Heat-stress; Heat-stroke; Heat-exhaustion; Heat-exposure; Hot-environments; Physiological-stress; Fire-fighters; Fire-fighting; Agricultural-workers; Agricultural-industry; Farmers; Construction-workers; Construction-industry; Construction; Mine-workers; Miners; Surface-mining; Age-factors; Sex-factors; Weight-factors; Drug-abuse; Alcoholic-beverages; Heat-acclimatization; Heat-tolerance; Author Keywords: heat; hot; heat stroke; hyperthermia; rhabdomyolysis; dehydration; criteria document; REL; RAL; acclimatization; standard
Publication Date
Document Type
Numbered Publication; Criteria Document
Fiscal Year
NTIS Accession No.
NTIS Price
Identifying No.
DHHS (NIOSH) Publication No. 2016-106
NIOSH Division
Priority Area
Agriculture, Forestry and Fishing; Construction; Services
Source Name
National Institute for Occupational Safety and Health
Page last reviewed: May 11, 2023

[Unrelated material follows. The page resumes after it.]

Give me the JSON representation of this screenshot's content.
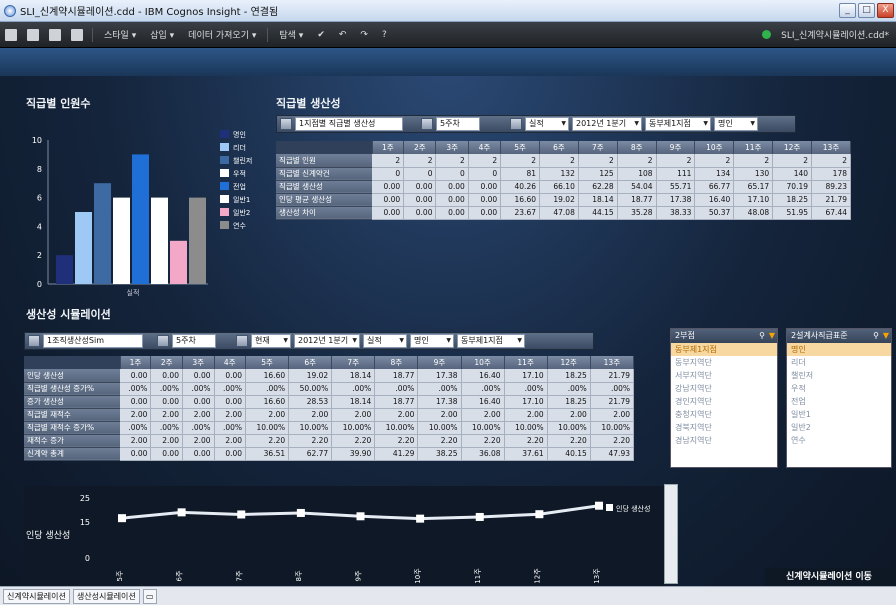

Content source: National Institute for Occupational Safety and Health Education and Information Division